The devices are only used in patients with advanced, end-stage heart failure.
A VAD can be used both temporarily, for example, while waiting for heart transplantation (bridge to transplantation), or as permanent support.
Interestingly, VAD’s may be quite useful in relieving symptoms (49). Patients may even be able to exercise and return to work.
However, the use of VAD’s is sophisticated, and there is a risk of complications, including infections, neurological events, pump thrombosis blood clotting), and bleeding.
A ventricular assist device (VAD) is an implantable pump that helps pump blood from the ventricles. VAD’s are only used in patients with advanced, end-stage heart failure.
21. What Is the Role of Heart Transplantation?
Heart transplantation is the procedure by which the failing heart is replaced with another heart from a suitable donor.
It is generally reserved for patients with end-stage heart failure who are estimated to have less than one year to live without a transplant and who are not candidates for or have not been helped by conventional medical therapy (50).
Candidates for heart transplantation usually have New York Heart Association (NYHA) class III (moderate) symptoms or class IV (severe) symptoms and en ejection fraction lower than 25 percent.
Immunosuppressive drug therapy is started soon after surgery to prevent rejection of the new organ.
A thorough workup is necessary to decide if a patient is a candidate for heart transplantation.
The upper age limit is generally considered to be 65 years. However, older patients may also be treated under specific circumstances.
Patients with active systemic infection, severe underlying disease (e.g., cancer, collagen-vascular disease), ongoing history of substance abuse (e.g., alcohol, drugs, or tobacco), psychosocial instability or inability to cope with follow-up care are not candidates for heart transplantation.

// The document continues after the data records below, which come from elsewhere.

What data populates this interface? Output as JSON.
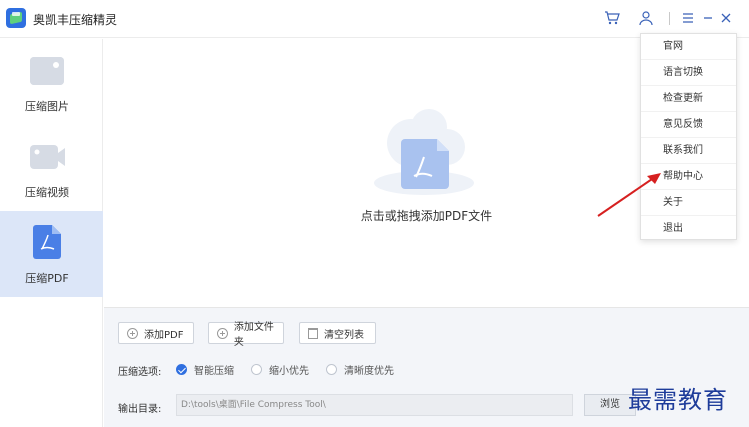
{
  "app": {
    "title": "奥凯丰压缩精灵"
  },
  "sidebar": {
    "items": [
      {
        "label": "压缩图片",
        "icon": "image-icon",
        "active": false
      },
      {
        "label": "压缩视频",
        "icon": "video-icon",
        "active": false
      },
      {
        "label": "压缩PDF",
        "icon": "pdf-icon",
        "active": true
      }
    ]
  },
  "titlebar": {
    "icons": [
      "cart-icon",
      "user-icon",
      "menu-icon",
      "minimize-icon",
      "close-icon"
    ]
  },
  "main": {
    "drop_label": "点击或拖拽添加PDF文件"
  },
  "toolbar": {
    "add_pdf_label": "添加PDF",
    "add_folder_label": "添加文件夹",
    "clear_list_label": "清空列表"
  },
  "options": {
    "label": "压缩选项:",
    "choices": [
      {
        "label": "智能压缩",
        "checked": true
      },
      {
        "label": "缩小优先",
        "checked": false
      },
      {
        "label": "清晰度优先",
        "checked": false
      }
    ]
  },
  "output": {
    "label": "输出目录:",
    "path": "D:\\tools\\桌面\\File Compress Tool\\",
    "browse_label": "浏览"
  },
  "menu": {
    "items": [
      "官网",
      "语言切换",
      "检查更新",
      "意见反馈",
      "联系我们",
      "帮助中心",
      "关于",
      "退出"
    ]
  },
  "watermark": "最需教育",
  "colors": {
    "accent": "#2f6fe0",
    "active_bg": "#dce6f8",
    "arrow": "#d62020"
  }
}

Heart transplantation is the procedure by which the failing heart is replaced with another heart from a suitable donor. It is generally reserved for patients with end-stage heart failure who are estimated to have less than one year to live without the transplant and who are not candidates for or have not been helped by conventional medical therapy.